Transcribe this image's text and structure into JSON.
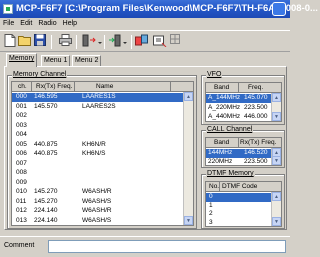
{
  "window": {
    "title": "MCP-F6F7 [C:\\Program Files\\Kenwood\\MCP-F6F7\\TH-F6A_2008-0..."
  },
  "menu": [
    "File",
    "Edit",
    "Radio",
    "Help"
  ],
  "tabs": [
    "Memory",
    "Menu 1",
    "Menu 2"
  ],
  "memory": {
    "title": "Memory Channel",
    "headers": {
      "ch": "ch.",
      "freq": "Rx(Tx) Freq.",
      "name": "Name"
    },
    "rows": [
      {
        "ch": "000",
        "freq": "146.595",
        "name": "LAARES1S",
        "selected": true
      },
      {
        "ch": "001",
        "freq": "145.570",
        "name": "LAARES2S"
      },
      {
        "ch": "002",
        "freq": "",
        "name": ""
      },
      {
        "ch": "003",
        "freq": "",
        "name": ""
      },
      {
        "ch": "004",
        "freq": "",
        "name": ""
      },
      {
        "ch": "005",
        "freq": "440.875",
        "name": "KH6N/R"
      },
      {
        "ch": "006",
        "freq": "440.875",
        "name": "KH6N/S"
      },
      {
        "ch": "007",
        "freq": "",
        "name": ""
      },
      {
        "ch": "008",
        "freq": "",
        "name": ""
      },
      {
        "ch": "009",
        "freq": "",
        "name": ""
      },
      {
        "ch": "010",
        "freq": "145.270",
        "name": "W6ASH/R"
      },
      {
        "ch": "011",
        "freq": "145.270",
        "name": "W6ASH/S"
      },
      {
        "ch": "012",
        "freq": "224.140",
        "name": "W6ASH/R"
      },
      {
        "ch": "013",
        "freq": "224.140",
        "name": "W6ASH/S"
      }
    ]
  },
  "vfo": {
    "title": "VFO",
    "headers": {
      "band": "Band",
      "freq": "Freq."
    },
    "rows": [
      {
        "band": "A_144MHz",
        "freq": "145.070",
        "selected": true
      },
      {
        "band": "A_220MHz",
        "freq": "223.500"
      },
      {
        "band": "A_440MHz",
        "freq": "446.000"
      }
    ]
  },
  "call": {
    "title": "CALL Channel",
    "headers": {
      "band": "Band",
      "freq": "Rx(Tx) Freq."
    },
    "rows": [
      {
        "band": "144MHz",
        "freq": "146.520",
        "selected": true
      },
      {
        "band": "220MHz",
        "freq": "223.500"
      }
    ]
  },
  "dtmf": {
    "title": "DTMF Memory",
    "headers": {
      "no": "No.",
      "code": "DTMF Code"
    },
    "rows": [
      {
        "no": "0",
        "code": "",
        "selected": true
      },
      {
        "no": "1",
        "code": ""
      },
      {
        "no": "2",
        "code": ""
      },
      {
        "no": "3",
        "code": ""
      }
    ]
  },
  "comment": {
    "label": "Comment",
    "value": ""
  },
  "colors": {
    "titlebar": "#2458c8",
    "selection": "#316ac5",
    "face": "#d4d0c8"
  }
}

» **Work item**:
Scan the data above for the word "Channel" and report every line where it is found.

» **Reply**:
    "title": "Memory Channel",
    "title": "CALL Channel",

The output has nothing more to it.